English Village, at the western edge of the city of Richmond’s West of the Boulevard Historic District, was one of the state’s earliest ventures in cooperative planed communities, a precursor of today’s condominiums. Notable for its Tudor-style architecture and innovative planning and design, the U-shaped multi-family complex was designed by Richmond architect Bascom J. Rowlett and built in 1927 by Davis Brothers, a local contracting firm. Although most cooperative housing in that period was built for workers and owned collectively, English Village was built for upper-middle-class families, with each owner holding title to their own unit. All but one of the first owners lost their titles through mortgage foreclosures in the Depression. Home ownership gradually resumed, however, allowing the Richmond complex to survive as a successful cooperative to the present. One of its bylaws includes a restriction on exterior changes, a factor critical to the maintenance of English Village’s architectural integrity.
Many properties listed in the registers are private dwellings and are not open to the public, however many are visible from the public right-of-way. Please be respectful of owner privacy.
VLR: Virginia Landmarks Register
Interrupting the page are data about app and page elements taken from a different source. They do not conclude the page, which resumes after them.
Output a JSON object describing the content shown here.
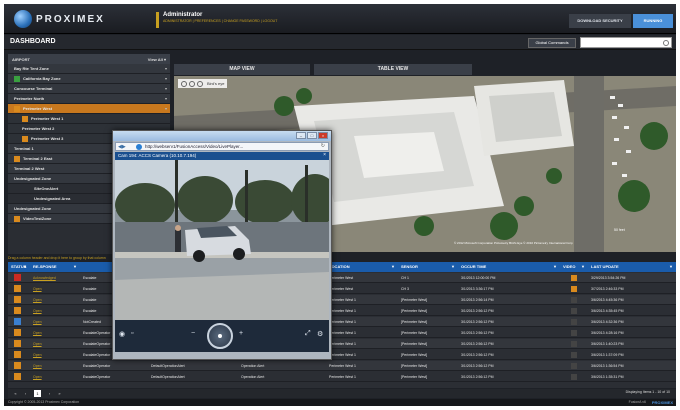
{
  "header": {
    "brand": "PROXIMEX",
    "role": "Administrator",
    "links": "ADMINISTRATOR | PREFERENCES | CHANGE PASSWORD | LOGOUT",
    "download_label": "DOWNLOAD SECURITY",
    "right_button": "RUNNING"
  },
  "dashboard": {
    "title": "DASHBOARD",
    "global_commands": "Global Commands",
    "search_placeholder": ""
  },
  "sidebar": {
    "title": "AIRPORT",
    "view_all": "View All ▾",
    "items": [
      {
        "label": "Bay Rte Tent Zone",
        "indent": 0,
        "color": ""
      },
      {
        "label": "California Bay Zone",
        "indent": 0,
        "color": "#3aa040"
      },
      {
        "label": "Concourse Terminal",
        "indent": 0,
        "color": ""
      },
      {
        "label": "Perimeter North",
        "indent": 0,
        "color": ""
      },
      {
        "label": "Perimeter West",
        "indent": 0,
        "color": "#d98a1e",
        "selected": true
      },
      {
        "label": "Perimeter West 1",
        "indent": 1,
        "color": "#d98a1e"
      },
      {
        "label": "Perimeter West 2",
        "indent": 1,
        "color": ""
      },
      {
        "label": "Perimeter West 3",
        "indent": 1,
        "color": "#d98a1e"
      },
      {
        "label": "Terminal 1",
        "indent": 0,
        "color": ""
      },
      {
        "label": "Terminal 2 East",
        "indent": 0,
        "color": "#d98a1e"
      },
      {
        "label": "Terminal 2 West",
        "indent": 0,
        "color": ""
      },
      {
        "label": "Undesignated Zone",
        "indent": 0,
        "color": ""
      },
      {
        "label": "SiteOneAlert",
        "indent": 2,
        "color": ""
      },
      {
        "label": "Undesignated Area",
        "indent": 2,
        "color": ""
      },
      {
        "label": "Undesignated Zone",
        "indent": 0,
        "color": ""
      },
      {
        "label": "VideoTestZone",
        "indent": 0,
        "color": "#d98a1e"
      }
    ]
  },
  "tabs": {
    "map": "MAP VIEW",
    "table": "TABLE VIEW"
  },
  "map": {
    "tool_label": "Bird's eye",
    "copyright": "© 2012 Microsoft Corporation  Pictometry Bird's Eye © 2010 Pictometry International Corp",
    "scale": "50 feet"
  },
  "tray_text": "Drag a column header and drop it here to group by that column",
  "table": {
    "headers": [
      "STATUS",
      "RE-SPONSE",
      "",
      "",
      "LOCATION",
      "SENSOR",
      "OCCUR TIME",
      "VIDEO",
      "LAST UPDATE"
    ],
    "rows": [
      {
        "sev": "#cc2a22",
        "status": "Acknowledged",
        "resp": "Escalate",
        "loc": "Perimeter West",
        "sensor": "CH 1",
        "time": "3/1/2013 12:00:00 PM",
        "video": "#d98a1e",
        "update": "3/29/2013 3:54:26 PM"
      },
      {
        "sev": "#d98a1e",
        "status": "Open",
        "resp": "Escalate",
        "loc": "Perimeter West",
        "sensor": "CH 3",
        "time": "3/1/2013 3:36:17 PM",
        "video": "#d98a1e",
        "update": "3/7/2013 2:46:33 PM"
      },
      {
        "sev": "#d98a1e",
        "status": "Open",
        "resp": "Escalate",
        "loc": "Perimeter West 1",
        "sensor": "[Perimeter West]",
        "time": "3/1/2013 2:56:14 PM",
        "video": "#444",
        "update": "3/6/2013 4:45:36 PM"
      },
      {
        "sev": "#d98a1e",
        "status": "Open",
        "resp": "Escalate",
        "loc": "Perimeter West 1",
        "sensor": "[Perimeter West]",
        "time": "3/1/2013 2:56:12 PM",
        "video": "#444",
        "update": "3/6/2013 4:35:45 PM"
      },
      {
        "sev": "#3a7fd0",
        "status": "Open",
        "resp": "NotCreated",
        "loc": "Perimeter West 1",
        "sensor": "[Perimeter West]",
        "time": "3/1/2013 2:56:12 PM",
        "video": "#444",
        "update": "3/6/2013 4:32:36 PM"
      },
      {
        "sev": "#d98a1e",
        "status": "Open",
        "resp": "EscalateOperator",
        "loc": "Perimeter West 1",
        "sensor": "[Perimeter West]",
        "time": "3/1/2013 2:56:12 PM",
        "video": "#444",
        "update": "3/6/2013 4:28:16 PM"
      },
      {
        "sev": "#d98a1e",
        "status": "Open",
        "resp": "EscalateOperator",
        "col3": "DefaultOperationAlert",
        "col4": "Operation Alert",
        "loc": "Perimeter West 1",
        "sensor": "[Perimeter West]",
        "time": "3/1/2013 2:56:12 PM",
        "video": "#444",
        "update": "3/6/2013 1:40:23 PM"
      },
      {
        "sev": "#d98a1e",
        "status": "Open",
        "resp": "EscalateOperator",
        "col3": "DefaultOperationAlert",
        "col4": "Operation Alert",
        "loc": "Perimeter West 1",
        "sensor": "[Perimeter West]",
        "time": "3/1/2013 2:56:12 PM",
        "video": "#444",
        "update": "3/6/2013 1:37:09 PM"
      },
      {
        "sev": "#d98a1e",
        "status": "Open",
        "resp": "EscalateOperator",
        "col3": "DefaultOperationAlert",
        "col4": "Operation Alert",
        "loc": "Perimeter West 1",
        "sensor": "[Perimeter West]",
        "time": "3/1/2013 2:56:12 PM",
        "video": "#444",
        "update": "3/6/2013 1:36:54 PM"
      },
      {
        "sev": "#d98a1e",
        "status": "Open",
        "resp": "EscalateOperator",
        "col3": "DefaultOperationAlert",
        "col4": "Operation Alert",
        "loc": "Perimeter West 1",
        "sensor": "[Perimeter West]",
        "time": "3/1/2013 2:56:12 PM",
        "video": "#444",
        "update": "3/6/2013 1:35:31 PM"
      }
    ]
  },
  "pager": {
    "current": "1",
    "display": "Displaying Items 1 - 10 of 10"
  },
  "footer": {
    "copyright": "Copyright © 2005-2013 Proximex Corporation",
    "version": "FusionA v6",
    "brand": "PROXIMEX"
  },
  "camera": {
    "url": "http://webserv1/FusionAccess/Video/LivePlayer...",
    "title": "Cam 194: ACCS Camera (10.10.7.194)"
  }
}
NPS: National Park Service
NRHP: National Register of Historic Places
NHL: National Historic Landmark